Honey and other bee products have a life-giving, almost mystical quality according to alternative medicine practitioners and "back to nature" enthusiasts. In truth, they don't. Bee colonies aren't tiny pharmaceutical companies. Sure, honey tastes good, but from a chemistry standpoint, honey isn't all that different from high-fructose corn syrup.
That doesn't stop supplement makers from marketing all sorts of bee products as superfoods. Particularly popular ones are bee pollen and royal jelly, a secreted substance that worker bees feed to larvae. There is nothing magical about either of those. On the contrary, because bees are known to collect things like ragweed pollen, these products can trigger allergies, hives, or even anaphylactic shock.
Despite this risk, royal jelly traditionally has been used to aid wound healing. So a team of scientists from Italy and Slovakia determined why royal jelly has this property.
First, they separated royal jelly into various fractions in order to isolate the compounds that make it up. They tested the fractions on cells in vitro, and they discovered that some of the fractions had a strong ability to promote healing in cell cultures that had been mechanically scratched. The team scrutinized these fractions and identified the molecule responsible: a small protein (i.e., a peptide) called defensin-1.
After identifying the protein, the researchers cloned and expressed the gene responsible for encoding bee defensin-1. This allowed them to purify the defensin-1 peptide. Then, they compared the ability of royal jelly and pure defensin-1 to heal wounds on rats. (See below.)

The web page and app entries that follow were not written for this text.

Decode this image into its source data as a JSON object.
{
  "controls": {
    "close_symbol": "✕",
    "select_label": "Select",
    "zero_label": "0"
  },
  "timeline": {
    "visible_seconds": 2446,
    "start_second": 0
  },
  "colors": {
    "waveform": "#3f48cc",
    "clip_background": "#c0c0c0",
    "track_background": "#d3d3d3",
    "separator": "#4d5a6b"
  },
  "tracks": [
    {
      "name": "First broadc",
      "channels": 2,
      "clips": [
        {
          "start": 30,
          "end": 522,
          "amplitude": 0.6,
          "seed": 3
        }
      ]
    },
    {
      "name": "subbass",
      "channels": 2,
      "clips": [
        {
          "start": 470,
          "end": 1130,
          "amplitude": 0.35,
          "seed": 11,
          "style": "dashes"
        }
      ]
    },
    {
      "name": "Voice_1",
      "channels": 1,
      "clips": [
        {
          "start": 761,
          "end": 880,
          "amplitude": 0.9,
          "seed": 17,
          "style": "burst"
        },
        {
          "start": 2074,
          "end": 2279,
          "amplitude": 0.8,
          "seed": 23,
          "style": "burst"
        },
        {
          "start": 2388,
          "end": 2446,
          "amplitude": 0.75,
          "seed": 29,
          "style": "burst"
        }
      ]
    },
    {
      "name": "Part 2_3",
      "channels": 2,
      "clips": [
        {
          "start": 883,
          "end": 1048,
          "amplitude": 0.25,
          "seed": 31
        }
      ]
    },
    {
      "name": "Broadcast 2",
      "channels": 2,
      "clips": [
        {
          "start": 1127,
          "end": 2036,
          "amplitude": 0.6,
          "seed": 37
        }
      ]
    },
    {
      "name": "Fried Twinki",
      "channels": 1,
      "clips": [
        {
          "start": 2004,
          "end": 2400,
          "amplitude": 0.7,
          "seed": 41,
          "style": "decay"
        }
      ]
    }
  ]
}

As shown, compared to the control wounds (which only received a cellulose-based gel), both royal jelly (RJ) and defensin-1 (rDef-1) treatments facilitated healing. The authors, therefore, successfully demonstrated that defensin-1 is the active wound-healing component in royal jelly.
Despite this very interesting finding, slathering royal jelly on your cuts and scrapes is definitely not the takeaway lesson. Not only would rubbing potential allergens into an open wound be a terrible idea, but the concentration of defensin-1 in royal jelly is variable. However, the authors' discovery opens the possibility that this compound could be manufactured as a therapeutic agent.
Source: Marcela Bucekova, et al. "Bee-derived antibacterial peptide, defensin-1, promotes wound re-epithelialisation in vitro and in vivo." Scientific Reports 7, Article number: 7340. Published: 4-Aug-2017. doi: 10.1038/s41598-017-07494-0